But fear not, fair ladies—a fairy godmother has arrived. Leah, a mysterious woman from
A modern-day fairytale, Always and Forever doesn’t promise women the cookie-cutter, happily-ever-after ending. Instead, it casts a light on the many challenges that they face today and celebrates all the lionhearted ladies who pick up the heavy swords and slay the dragons themselves.
Questions and Topics for Discussion
1. We meet four distinct women in Always and Forever. Compare and contrast Leah, Mel, Cleo, and Daisy. Which do you find the most realistic? With whom do you most identify?
2. “The longer Leah lived, the more she realized that people were blind to so many things. The secret to surviving, as she had discovered herself, was opening your eyes and seeing the world and yourself for what they both were” (page 202). What traits does Leah have that make the other women open up to her? How does she help the other characters realize their goals?
3. “I’ve spent all my working life proving that having children doesn’t mean that I’m any different to the men I work with. If you use your family as an excuse, it lets all of us down. They love to think we can’t do it as well as they can just because we have ovaries” (page 217). Do you agree or disagree with Hillary’s philosophy? How do you think the other women feel about this statement?
4. Mel, Daisy, and Cleo each have flaws that prevent them from moving forward. What are the greatest challenges they must overcome to find happiness and fulfillment?
5. Discuss each character’s journey through this novel—from her initial stasis to the event that changed everything in her world, to her quest for change and the critical choice she makes in order to defeat her obstacles.
6. “Not so long ago, she wouldn’t have dreamed of such an intimacy with someone she’d only known for a short time…. Motherhood had brought them all to the same place and gave them a bond” (page 558). Discuss the themes of motherhood and womanhood, and how they influence each character.
7. The title Always and Forever implies a story with fairytale elements. In what ways does this book resemble a traditional fairytale, and in which ways is it different?
8. The Irish Independent praised Cathy Kelly’s “capacity to write observantly and kindly about women and their relationships, lit by occasional laugh-out-loud funny interludes.” Which moments made you laugh out loud? Do you think the humor and drama are well balanced?
9. All of the novel’s protagonists are women. Overall, how do you think this book portrays men? How would the men in each character’s life describe the women?
10. Which character said:
“Why do we all think we have to get married? What’s wrong with women’s brains that we feel we’re not connected with the world unless we have a man to connect us with it?” (Answer on page 107).

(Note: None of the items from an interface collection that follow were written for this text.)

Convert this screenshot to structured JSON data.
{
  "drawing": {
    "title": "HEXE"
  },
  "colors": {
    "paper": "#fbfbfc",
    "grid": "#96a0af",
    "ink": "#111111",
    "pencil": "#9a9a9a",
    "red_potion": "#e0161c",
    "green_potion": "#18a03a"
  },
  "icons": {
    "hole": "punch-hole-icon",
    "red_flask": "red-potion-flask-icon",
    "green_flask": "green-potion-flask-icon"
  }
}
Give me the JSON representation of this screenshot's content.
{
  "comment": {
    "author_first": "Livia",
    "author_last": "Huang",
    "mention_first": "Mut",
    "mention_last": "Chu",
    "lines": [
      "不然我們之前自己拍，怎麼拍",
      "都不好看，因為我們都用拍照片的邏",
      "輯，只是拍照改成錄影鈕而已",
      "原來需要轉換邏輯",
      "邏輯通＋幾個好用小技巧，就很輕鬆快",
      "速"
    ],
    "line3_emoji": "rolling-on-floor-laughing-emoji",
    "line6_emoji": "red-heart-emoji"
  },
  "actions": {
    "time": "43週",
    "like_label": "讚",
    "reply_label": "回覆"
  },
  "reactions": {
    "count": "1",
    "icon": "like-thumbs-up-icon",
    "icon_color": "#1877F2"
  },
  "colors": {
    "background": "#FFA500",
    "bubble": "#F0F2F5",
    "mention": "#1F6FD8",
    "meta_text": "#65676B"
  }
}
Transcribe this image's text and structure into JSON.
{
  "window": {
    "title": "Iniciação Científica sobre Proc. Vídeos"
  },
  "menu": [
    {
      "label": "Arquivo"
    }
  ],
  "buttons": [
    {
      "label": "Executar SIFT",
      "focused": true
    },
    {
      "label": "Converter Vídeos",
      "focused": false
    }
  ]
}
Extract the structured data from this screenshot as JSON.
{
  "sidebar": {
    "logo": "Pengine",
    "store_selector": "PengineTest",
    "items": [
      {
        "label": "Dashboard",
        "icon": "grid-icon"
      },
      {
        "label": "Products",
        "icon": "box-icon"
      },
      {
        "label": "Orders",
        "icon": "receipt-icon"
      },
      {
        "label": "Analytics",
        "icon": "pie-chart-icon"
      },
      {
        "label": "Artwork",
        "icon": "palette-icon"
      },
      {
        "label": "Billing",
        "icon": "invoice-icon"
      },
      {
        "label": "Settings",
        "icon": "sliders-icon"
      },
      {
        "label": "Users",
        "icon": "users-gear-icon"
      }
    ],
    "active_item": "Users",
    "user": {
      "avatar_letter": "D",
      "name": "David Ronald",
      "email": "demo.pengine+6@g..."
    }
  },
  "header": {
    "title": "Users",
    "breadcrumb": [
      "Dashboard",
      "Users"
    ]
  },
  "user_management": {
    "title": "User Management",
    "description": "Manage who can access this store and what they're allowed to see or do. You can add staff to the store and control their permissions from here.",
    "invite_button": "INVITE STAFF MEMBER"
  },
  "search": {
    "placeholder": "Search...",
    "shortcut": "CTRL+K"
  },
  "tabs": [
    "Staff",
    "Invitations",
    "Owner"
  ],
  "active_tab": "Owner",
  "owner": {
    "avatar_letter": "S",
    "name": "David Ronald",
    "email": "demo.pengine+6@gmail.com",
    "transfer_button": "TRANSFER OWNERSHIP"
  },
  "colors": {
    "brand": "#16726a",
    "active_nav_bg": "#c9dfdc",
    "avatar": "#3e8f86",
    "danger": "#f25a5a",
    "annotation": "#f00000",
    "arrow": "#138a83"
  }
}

“When I was young, I looked up to my mother and while I adored her, I didn’t want to be her. She’d given up her job when she got married and she was dependent, really dependent, on my father all her life. I didn’t want to be that person” (Answer on page 218).
“It’s the laddish culture that makes women go out and get drunk” (Answer on page 252).
“Irish is a lyrical and unusual language…. Simple words have many meanings” (Answer on page 344).
“Groups of women are threatening, but single women aren’t” (Answer on page 506).
Tips to Enhance Your Bookclub
1. Enjoy a weekend of whimsy: Find an historic inn and hold your book club meeting in a relaxing environment. (Find one at www.bbonline.com/historic.html.)
2. Treat yourself to a fairytale day: Pamper your book club at a local spa. (Find one at http://www.spafinder.com/search.)
3. Have a pint: Meet your club at the local pub. (Find one at at www.irishabroad.com/Culture/Pubs/Directory/List.asp?Rgn=USA.)
4. Ask the author: Send in a question to the author through her website, www.cathykelly.com/writing.htm.
5. Feed your friends: Host a potluck dinner and have your book-club members bring an Irish dish. (Search for recipes by region at http://www.foodnetwork.com/food/re_super_search/0,1977,FOOD_9934,00.html.)